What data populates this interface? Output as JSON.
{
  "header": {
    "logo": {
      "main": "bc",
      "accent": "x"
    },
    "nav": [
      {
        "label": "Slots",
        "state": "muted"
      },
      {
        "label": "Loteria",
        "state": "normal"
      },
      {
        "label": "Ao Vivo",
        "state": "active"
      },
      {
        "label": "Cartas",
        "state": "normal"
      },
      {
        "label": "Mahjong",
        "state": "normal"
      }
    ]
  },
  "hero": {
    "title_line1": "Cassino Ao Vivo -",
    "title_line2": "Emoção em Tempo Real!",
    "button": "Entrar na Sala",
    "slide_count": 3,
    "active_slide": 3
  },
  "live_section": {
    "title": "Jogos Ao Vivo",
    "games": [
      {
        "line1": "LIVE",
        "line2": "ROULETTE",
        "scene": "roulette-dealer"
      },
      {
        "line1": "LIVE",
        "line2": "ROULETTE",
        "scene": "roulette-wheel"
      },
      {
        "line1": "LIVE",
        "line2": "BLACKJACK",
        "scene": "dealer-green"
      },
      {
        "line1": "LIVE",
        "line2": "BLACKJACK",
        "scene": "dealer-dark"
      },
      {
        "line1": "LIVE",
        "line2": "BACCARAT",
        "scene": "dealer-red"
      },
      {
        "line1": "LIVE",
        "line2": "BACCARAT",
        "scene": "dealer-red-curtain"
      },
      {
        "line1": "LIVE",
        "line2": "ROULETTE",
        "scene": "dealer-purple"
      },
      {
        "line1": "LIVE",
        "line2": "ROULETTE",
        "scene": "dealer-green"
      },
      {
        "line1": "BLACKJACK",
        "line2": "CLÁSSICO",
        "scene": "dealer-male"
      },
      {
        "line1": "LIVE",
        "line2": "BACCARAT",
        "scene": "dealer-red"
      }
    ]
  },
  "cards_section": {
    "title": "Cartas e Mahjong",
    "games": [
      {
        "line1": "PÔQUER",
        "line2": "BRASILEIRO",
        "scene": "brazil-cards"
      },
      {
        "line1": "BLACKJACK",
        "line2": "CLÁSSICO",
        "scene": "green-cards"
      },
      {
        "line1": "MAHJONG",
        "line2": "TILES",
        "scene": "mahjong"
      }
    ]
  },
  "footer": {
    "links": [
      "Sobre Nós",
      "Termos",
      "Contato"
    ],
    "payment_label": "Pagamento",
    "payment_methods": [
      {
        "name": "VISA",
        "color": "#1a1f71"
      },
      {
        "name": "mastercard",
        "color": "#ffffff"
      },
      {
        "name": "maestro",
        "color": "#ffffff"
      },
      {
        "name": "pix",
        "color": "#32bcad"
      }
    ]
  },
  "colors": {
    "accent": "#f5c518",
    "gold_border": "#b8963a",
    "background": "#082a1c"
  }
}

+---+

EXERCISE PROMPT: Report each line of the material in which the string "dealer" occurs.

EXERCISE RESPONSE:
        "scene": "roulette-dealer"
        "scene": "dealer-green"
        "scene": "dealer-dark"
        "scene": "dealer-red"
        "scene": "dealer-red-curtain"
        "scene": "dealer-purple"
        "scene": "dealer-green"
        "scene": "dealer-male"
        "scene": "dealer-red"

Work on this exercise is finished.